Ways to Stretch Your Medical Aid Benefits
July 5, 2014
Maybe you are one of those people whose medical savings run out before half the year has gone by. This often causes big hassles with medical aid benefits, such as running out of chronic medication or delaying important procedures. This is no good for your health.
It doesn’t have to be this way! There is help close at hand – no further away than your local pharmacy.
Waheed Abdurahman, a Clicks pharmacist, points out that if you take your pharmacist into your confidence, he or she can actually help you to stretch your medical aid benefits.
“Some of the ways we go about this are free preventative health screenings, which are paid out of the risk portion of the medical scheme cover, and instead paying for visits to doctors and specialists from the medical savings portion.
These regular health checks give early warning of medical conditions, enabling fast action, which can also help to stretch medical aid benefits.”
Medical Aid Benefits
Here are some more important tips for making your medical aid benefits go further:
MEDICAL AID MANAGEMENT GUIDE FOR AVOIDING OUT OF POCKET EXPENSES
• Medical schemes charge a levy or co-payments when customers shop outside the approved designated or preferred service provider network. Make sure your pharmacist is on the approved Designated Service Provider network.
• Choose a generic alternative.
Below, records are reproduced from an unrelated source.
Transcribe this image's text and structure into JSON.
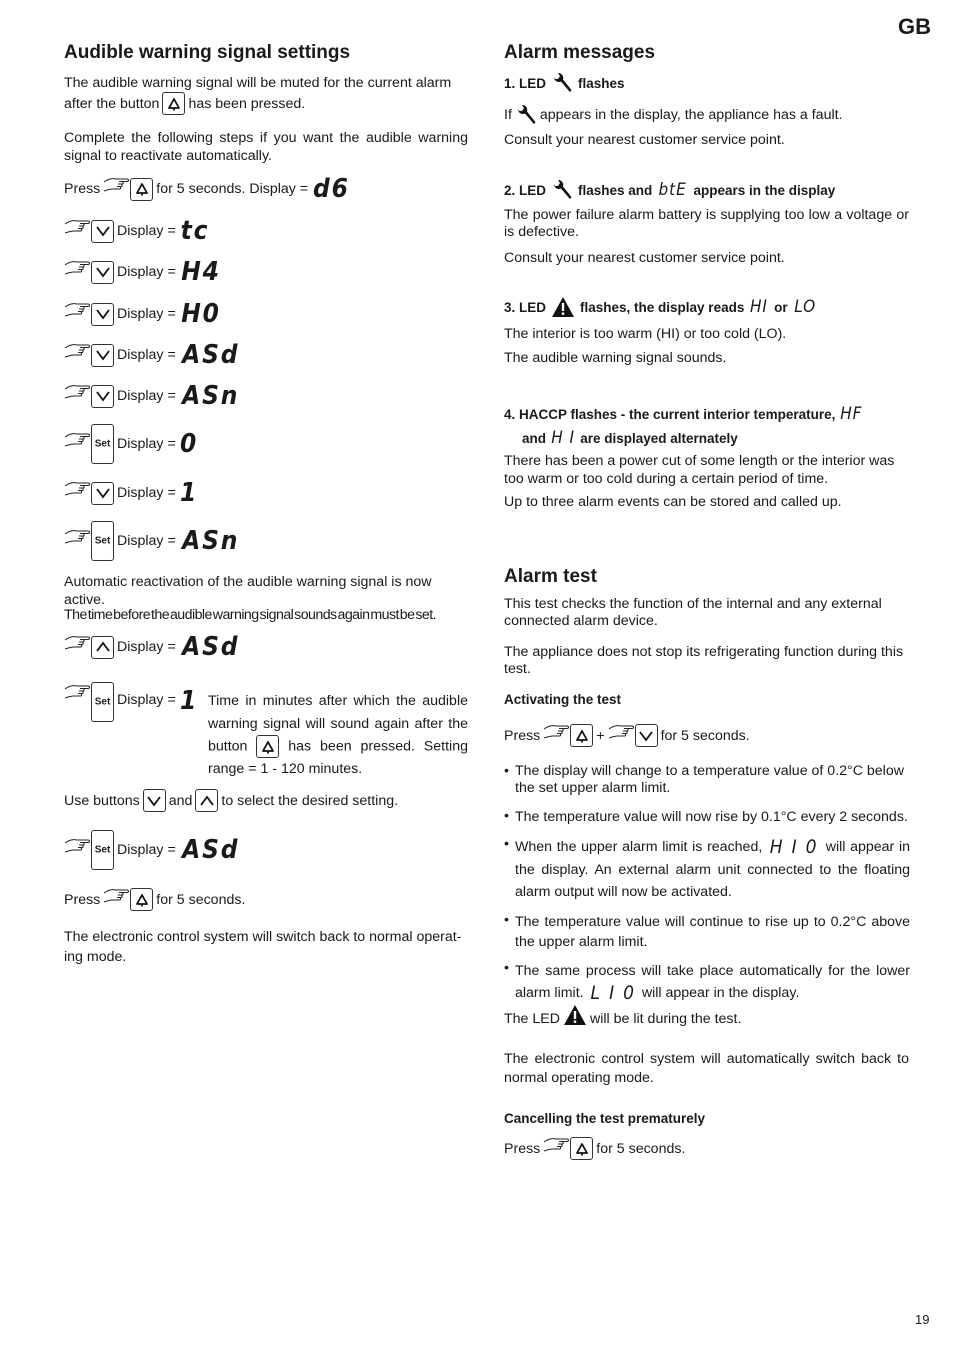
{
  "page": {
    "language_badge": "GB",
    "page_number": "19"
  },
  "icons": {
    "bell": "bell-button-icon",
    "down": "chevron-down-button-icon",
    "up": "chevron-up-button-icon",
    "set": "set-button-icon",
    "hand": "pointing-hand-icon",
    "wrench": "wrench-icon",
    "warning": "warning-triangle-icon"
  },
  "left": {
    "title": "Audible warning signal settings",
    "intro_line1": "The audible warning signal will be muted for the current alarm",
    "intro_line2_a": "after the button",
    "intro_line2_b": "has been pressed.",
    "steps_intro": "Complete the following steps if you want the audible warning signal to reactivate automatically.",
    "press_label": "Press",
    "press_suffix": "for 5 seconds. Display =",
    "press_display": "d6",
    "set_key_label": "Set",
    "display_label": "Display =",
    "steps": [
      {
        "button": "down",
        "display": "tc"
      },
      {
        "button": "down",
        "display": "H4"
      },
      {
        "button": "down",
        "display": "H0"
      },
      {
        "button": "down",
        "display": "ASd"
      },
      {
        "button": "down",
        "display": "ASn"
      },
      {
        "button": "set",
        "display": "0"
      },
      {
        "button": "down",
        "display": "1"
      },
      {
        "button": "set",
        "display": "ASn"
      }
    ],
    "auto_active": "Automatic reactivation of the audible warning signal is now active.",
    "time_must_set": "The time before the audible warning signal sounds again must be set.",
    "step_up": {
      "button": "up",
      "display": "ASd"
    },
    "step_set": {
      "button": "set",
      "display": "1"
    },
    "time_desc_a": "Time in minutes after which the audible warning signal will sound again after the button",
    "time_desc_b": "has been pressed. Setting range = 1 - 120 minutes.",
    "use_buttons_a": "Use buttons",
    "use_buttons_and": "and",
    "use_buttons_b": "to select the desired setting.",
    "step_final": {
      "button": "set",
      "display": "ASd"
    },
    "press_final_a": "Press",
    "press_final_b": "for 5 seconds.",
    "back_normal": "The electronic control system will switch back to normal operat-ing mode."
  },
  "right": {
    "title": "Alarm messages",
    "m1": {
      "head_a": "1. LED",
      "head_b": "flashes",
      "text1_a": "If",
      "text1_b": "appears in the display, the appliance has a fault.",
      "text2": "Consult your nearest customer service point."
    },
    "m2": {
      "head_a": "2. LED",
      "head_b": "flashes and",
      "head_display": "btE",
      "head_c": "appears in the display",
      "text1": "The power failure alarm battery is supplying too low a voltage or is defective.",
      "text2": "Consult your nearest customer service point."
    },
    "m3": {
      "head_a": "3. LED",
      "head_b": "flashes, the display reads",
      "head_display1": "HI",
      "head_or": "or",
      "head_display2": "LO",
      "text1": "The interior is too warm (HI) or too cold (LO).",
      "text2": "The audible warning signal sounds."
    },
    "m4": {
      "head_a": "4. HACCP flashes - the current interior temperature,",
      "head_display1": "HF",
      "head_and": "and",
      "head_display2": "H I",
      "head_b": "are displayed alternately",
      "text1": "There has been a power cut of some length or the interior was too warm or too cold during a certain period of time.",
      "text2": "Up to three alarm events can be stored and called up."
    },
    "test": {
      "title": "Alarm test",
      "p1": "This test checks the function of the internal and any external connected alarm device.",
      "p2": "The appliance does not stop its refrigerating function during this test.",
      "activating_title": "Activating the test",
      "press_a": "Press",
      "plus": "+",
      "press_b": "for 5 seconds.",
      "bullets": [
        {
          "text": "The display will change to a temperature value of 0.2°C below the set upper alarm limit."
        },
        {
          "text": "The temperature value will now rise by 0.1°C every 2 seconds."
        },
        {
          "text_a": "When the upper alarm limit is reached,",
          "display": "H I 0",
          "text_b": "will appear in the display. An external alarm unit connected to the floating alarm output will now be activated."
        },
        {
          "text": "The temperature value will continue to rise up to 0.2°C above the upper alarm limit."
        },
        {
          "text_a": "The same process will take place automatically for the lower alarm limit.",
          "display": "L I 0",
          "text_b": "will appear in the display."
        }
      ],
      "led_a": "The LED",
      "led_b": "will be lit during the test.",
      "auto_back": "The electronic control system will automatically switch back to normal operating mode.",
      "cancel_title": "Cancelling the test prematurely",
      "cancel_a": "Press",
      "cancel_b": "for 5 seconds."
    }
  }
}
Medical schemes are more likely to pay in full for a generic medicine, which use the same active ingredient, strength and dosage form as original brand medicines.
• Find out if your chronic medication is on the approved formulary list, which is paid for at a specially negotiated rate by your medical aid.
• Most pharmacies do not charge administration fees, so if yours does, shop around.
• Tap into your pharmacy’s reward programme – e.g. Clicks ClubCard members earn ClubCard points off the dispensing fee.
• Have essential medicines handy to treat symptoms fast and use the OTC (Over-The-Counter) benefit that covers self-medication.
All info was correct at time of publishing